Records from a data source:

────────────────

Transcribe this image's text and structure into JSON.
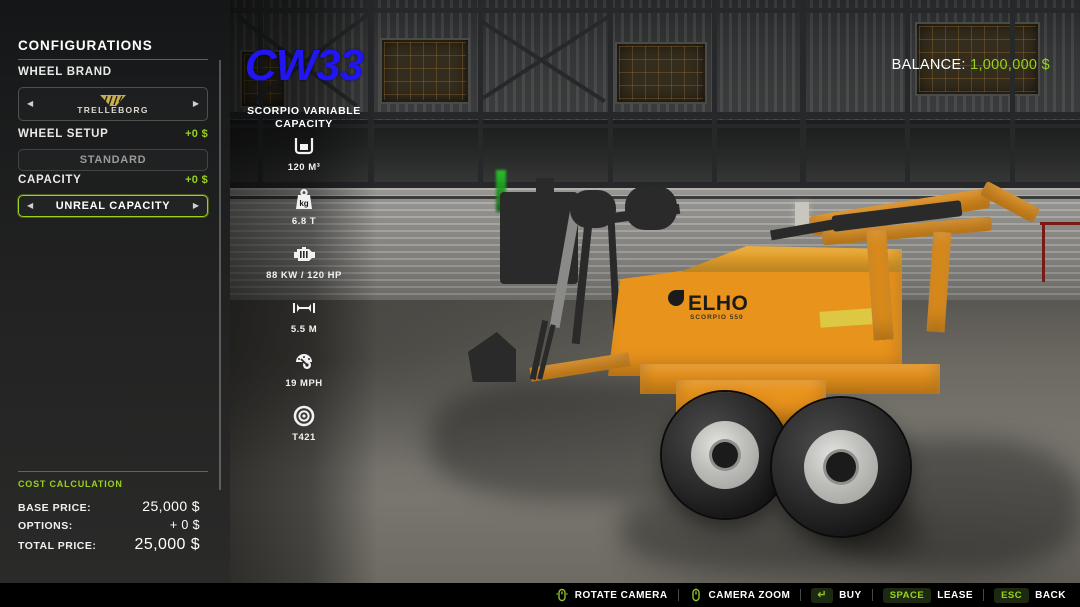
{
  "panel": {
    "title": "CONFIGURATIONS",
    "options": [
      {
        "label": "WHEEL BRAND",
        "price": "",
        "value": "TRELLEBORG",
        "brand_logo": "trelleborg-logo",
        "arrows": true,
        "active": false
      },
      {
        "label": "WHEEL SETUP",
        "price": "+0 $",
        "value": "STANDARD",
        "arrows": false,
        "active": false
      },
      {
        "label": "CAPACITY",
        "price": "+0 $",
        "value": "UNREAL CAPACITY",
        "arrows": true,
        "active": true
      }
    ],
    "cost": {
      "title": "COST CALCULATION",
      "rows": [
        {
          "key": "BASE PRICE:",
          "value": "25,000 $"
        },
        {
          "key": "OPTIONS:",
          "value": "+ 0 $"
        },
        {
          "key": "TOTAL PRICE:",
          "value": "25,000 $"
        }
      ]
    },
    "arrow_left": "◀",
    "arrow_right": "▶"
  },
  "vehicle": {
    "name": "CW33",
    "subtitle": "SCORPIO VARIABLE CAPACITY",
    "brand_text": "ELHO",
    "brand_sub": "SCORPIO 550",
    "stats": [
      {
        "icon": "capacity-icon",
        "value": "120 M³"
      },
      {
        "icon": "weight-icon",
        "value": "6.8 T"
      },
      {
        "icon": "engine-icon",
        "value": "88 KW / 120 HP"
      },
      {
        "icon": "width-icon",
        "value": "5.5 M"
      },
      {
        "icon": "speed-icon",
        "value": "19 MPH"
      },
      {
        "icon": "tire-icon",
        "value": "T421"
      }
    ]
  },
  "balance": {
    "label": "BALANCE:",
    "value": "1,000,000 $"
  },
  "bottom_bar": {
    "items": [
      {
        "icon": "mouse-icon",
        "key": "",
        "label": "ROTATE CAMERA"
      },
      {
        "icon": "mouse-icon",
        "key": "",
        "label": "CAMERA ZOOM"
      },
      {
        "icon": "enter-icon",
        "key": "↵",
        "label": "BUY"
      },
      {
        "icon": "",
        "key": "SPACE",
        "label": "LEASE"
      },
      {
        "icon": "",
        "key": "ESC",
        "label": "BACK"
      }
    ]
  },
  "colors": {
    "accent_green": "#9ad21b",
    "title_blue": "#2116f2",
    "panel_bg": "#1a1b1c",
    "vehicle_orange": "#E8931C"
  }
}
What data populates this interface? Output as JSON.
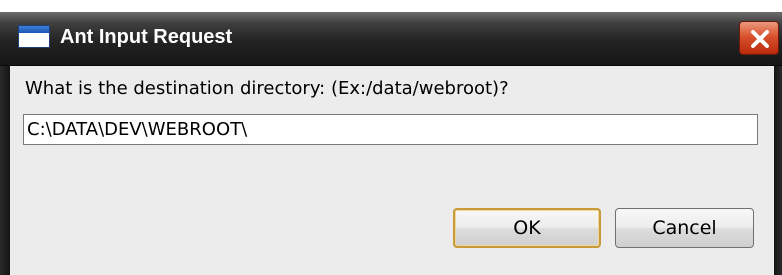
{
  "window": {
    "title": "Ant Input Request",
    "close_icon": "close-x-icon",
    "title_icon": "window-icon"
  },
  "form": {
    "prompt": "What is the destination directory: (Ex:/data/webroot)?",
    "input_value": "C:\\DATA\\DEV\\WEBROOT\\"
  },
  "buttons": {
    "ok_label": "OK",
    "cancel_label": "Cancel"
  },
  "colors": {
    "titlebar": "#1e1e1e",
    "close_button": "#d9502c",
    "client_bg": "#ececec",
    "default_button_border": "#c79a3a"
  }
}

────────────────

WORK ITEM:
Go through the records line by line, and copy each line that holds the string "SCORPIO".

REPLY TO THE EXERCISE:
    "subtitle": "SCORPIO VARIABLE CAPACITY",
    "brand_sub": "SCORPIO 550",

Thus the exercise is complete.